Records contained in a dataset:

Segment Open

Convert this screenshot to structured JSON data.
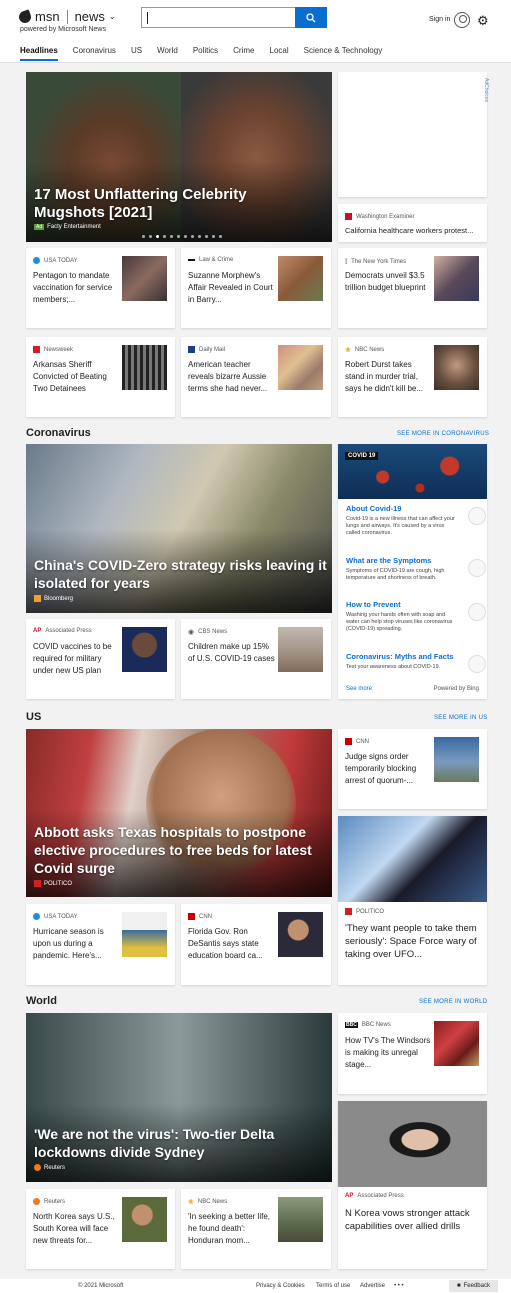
{
  "header": {
    "brand": "msn",
    "product": "news",
    "powered": "powered by Microsoft News",
    "signin": "Sign in"
  },
  "nav": [
    "Headlines",
    "Coronavirus",
    "US",
    "World",
    "Politics",
    "Crime",
    "Local",
    "Science & Technology"
  ],
  "hero1": {
    "title": "17 Most Unflattering Celebrity Mugshots [2021]",
    "ad": "Ad",
    "source": "Facty Entertainment"
  },
  "adchoices": "AdChoices",
  "we": {
    "source": "Washington Examiner",
    "headline": "California healthcare workers protest..."
  },
  "row1": [
    {
      "source": "USA TODAY",
      "headline": "Pentagon to mandate vaccination for service members;...",
      "color": "#1a8de0"
    },
    {
      "source": "Law & Crime",
      "headline": "Suzanne Morphew's Affair Revealed in Court in Barry...",
      "color": "#111"
    },
    {
      "source": "The New York Times",
      "headline": "Democrats unveil $3.5 trillion budget blueprint",
      "color": "#111"
    }
  ],
  "row2": [
    {
      "source": "Newsweek",
      "headline": "Arkansas Sheriff Convicted of Beating Two Detainees",
      "color": "#d01f25"
    },
    {
      "source": "Daily Mail",
      "headline": "American teacher reveals bizarre Aussie terms she had never...",
      "color": "#1b3f8f"
    },
    {
      "source": "NBC News",
      "headline": "Robert Durst takes stand in murder trial, says he didn't kill be...",
      "color": "#e8a20c"
    }
  ],
  "coronavirus": {
    "title": "Coronavirus",
    "more": "SEE MORE IN CORONAVIRUS",
    "hero": {
      "title": "China's COVID-Zero strategy risks leaving it isolated for years",
      "source": "Bloomberg"
    },
    "stories": [
      {
        "source": "Associated Press",
        "headline": "COVID vaccines to be required for military under new US plan"
      },
      {
        "source": "CBS News",
        "headline": "Children make up 15% of U.S. COVID-19 cases"
      }
    ],
    "panel": {
      "badge": "COVID 19",
      "items": [
        {
          "title": "About Covid-19",
          "desc": "Covid-19 is a new illness that can affect your lungs and airways. It's caused by a virus called coronavirus."
        },
        {
          "title": "What are the Symptoms",
          "desc": "Symptoms of COVID-19 are cough, high temperature and shortness of breath."
        },
        {
          "title": "How to Prevent",
          "desc": "Washing your hands often with soap and water can help stop viruses like coronavirus (COVID-19) spreading."
        },
        {
          "title": "Coronavirus: Myths and Facts",
          "desc": "Test your awareness about COVID-19."
        }
      ],
      "see_more": "See more",
      "powered": "Powered by Bing"
    }
  },
  "us": {
    "title": "US",
    "more": "SEE MORE IN US",
    "hero": {
      "title": "Abbott asks Texas hospitals to postpone elective procedures to free beds for latest Covid surge",
      "source": "POLITICO"
    },
    "side": {
      "source": "CNN",
      "headline": "Judge signs order temporarily blocking arrest of quorum-..."
    },
    "side2": {
      "source": "POLITICO",
      "headline": "'They want people to take them seriously': Space Force wary of taking over UFO..."
    },
    "stories": [
      {
        "source": "USA TODAY",
        "headline": "Hurricane season is upon us during a pandemic. Here's..."
      },
      {
        "source": "CNN",
        "headline": "Florida Gov. Ron DeSantis says state education board ca..."
      }
    ]
  },
  "world": {
    "title": "World",
    "more": "SEE MORE IN WORLD",
    "hero": {
      "title": "'We are not the virus': Two-tier Delta lockdowns divide Sydney",
      "source": "Reuters"
    },
    "side": {
      "source": "BBC News",
      "headline": "How TV's The Windsors is making its unregal stage..."
    },
    "side2": {
      "source": "Associated Press",
      "headline": "N Korea vows stronger attack capabilities over allied drills"
    },
    "stories": [
      {
        "source": "Reuters",
        "headline": "North Korea says U.S., South Korea will face new threats for..."
      },
      {
        "source": "NBC News",
        "headline": "'In seeking a better life, he found death': Honduran mom..."
      }
    ]
  },
  "footer": {
    "copyright": "© 2021 Microsoft",
    "privacy": "Privacy & Cookies",
    "terms": "Terms of use",
    "advertise": "Advertise",
    "dots": "• • •",
    "feedback": "Feedback"
  }
}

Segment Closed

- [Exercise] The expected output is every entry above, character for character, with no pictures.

- [Completed task]
Convert this screenshot to structured JSON data.
{
  "header": {
    "brand": "msn",
    "product": "news",
    "powered": "powered by Microsoft News",
    "signin": "Sign in"
  },
  "nav": [
    "Headlines",
    "Coronavirus",
    "US",
    "World",
    "Politics",
    "Crime",
    "Local",
    "Science & Technology"
  ],
  "hero1": {
    "title": "17 Most Unflattering Celebrity Mugshots [2021]",
    "ad": "Ad",
    "source": "Facty Entertainment"
  },
  "adchoices": "AdChoices",
  "we": {
    "source": "Washington Examiner",
    "headline": "California healthcare workers protest..."
  },
  "row1": [
    {
      "source": "USA TODAY",
      "headline": "Pentagon to mandate vaccination for service members;...",
      "color": "#1a8de0"
    },
    {
      "source": "Law & Crime",
      "headline": "Suzanne Morphew's Affair Revealed in Court in Barry...",
      "color": "#111"
    },
    {
      "source": "The New York Times",
      "headline": "Democrats unveil $3.5 trillion budget blueprint",
      "color": "#111"
    }
  ],
  "row2": [
    {
      "source": "Newsweek",
      "headline": "Arkansas Sheriff Convicted of Beating Two Detainees",
      "color": "#d01f25"
    },
    {
      "source": "Daily Mail",
      "headline": "American teacher reveals bizarre Aussie terms she had never...",
      "color": "#1b3f8f"
    },
    {
      "source": "NBC News",
      "headline": "Robert Durst takes stand in murder trial, says he didn't kill be...",
      "color": "#e8a20c"
    }
  ],
  "coronavirus": {
    "title": "Coronavirus",
    "more": "SEE MORE IN CORONAVIRUS",
    "hero": {
      "title": "China's COVID-Zero strategy risks leaving it isolated for years",
      "source": "Bloomberg"
    },
    "stories": [
      {
        "source": "Associated Press",
        "headline": "COVID vaccines to be required for military under new US plan"
      },
      {
        "source": "CBS News",
        "headline": "Children make up 15% of U.S. COVID-19 cases"
      }
    ],
    "panel": {
      "badge": "COVID 19",
      "items": [
        {
          "title": "About Covid-19",
          "desc": "Covid-19 is a new illness that can affect your lungs and airways. It's caused by a virus called coronavirus."
        },
        {
          "title": "What are the Symptoms",
          "desc": "Symptoms of COVID-19 are cough, high temperature and shortness of breath."
        },
        {
          "title": "How to Prevent",
          "desc": "Washing your hands often with soap and water can help stop viruses like coronavirus (COVID-19) spreading."
        },
        {
          "title": "Coronavirus: Myths and Facts",
          "desc": "Test your awareness about COVID-19."
        }
      ],
      "see_more": "See more",
      "powered": "Powered by Bing"
    }
  },
  "us": {
    "title": "US",
    "more": "SEE MORE IN US",
    "hero": {
      "title": "Abbott asks Texas hospitals to postpone elective procedures to free beds for latest Covid surge",
      "source": "POLITICO"
    },
    "side": {
      "source": "CNN",
      "headline": "Judge signs order temporarily blocking arrest of quorum-..."
    },
    "side2": {
      "source": "POLITICO",
      "headline": "'They want people to take them seriously': Space Force wary of taking over UFO..."
    },
    "stories": [
      {
        "source": "USA TODAY",
        "headline": "Hurricane season is upon us during a pandemic. Here's..."
      },
      {
        "source": "CNN",
        "headline": "Florida Gov. Ron DeSantis says state education board ca..."
      }
    ]
  },
  "world": {
    "title": "World",
    "more": "SEE MORE IN WORLD",
    "hero": {
      "title": "'We are not the virus': Two-tier Delta lockdowns divide Sydney",
      "source": "Reuters"
    },
    "side": {
      "source": "BBC News",
      "headline": "How TV's The Windsors is making its unregal stage..."
    },
    "side2": {
      "source": "Associated Press",
      "headline": "N Korea vows stronger attack capabilities over allied drills"
    },
    "stories": [
      {
        "source": "Reuters",
        "headline": "North Korea says U.S., South Korea will face new threats for..."
      },
      {
        "source": "NBC News",
        "headline": "'In seeking a better life, he found death': Honduran mom..."
      }
    ]
  },
  "footer": {
    "copyright": "© 2021 Microsoft",
    "privacy": "Privacy & Cookies",
    "terms": "Terms of use",
    "advertise": "Advertise",
    "dots": "• • •",
    "feedback": "Feedback"
  }
}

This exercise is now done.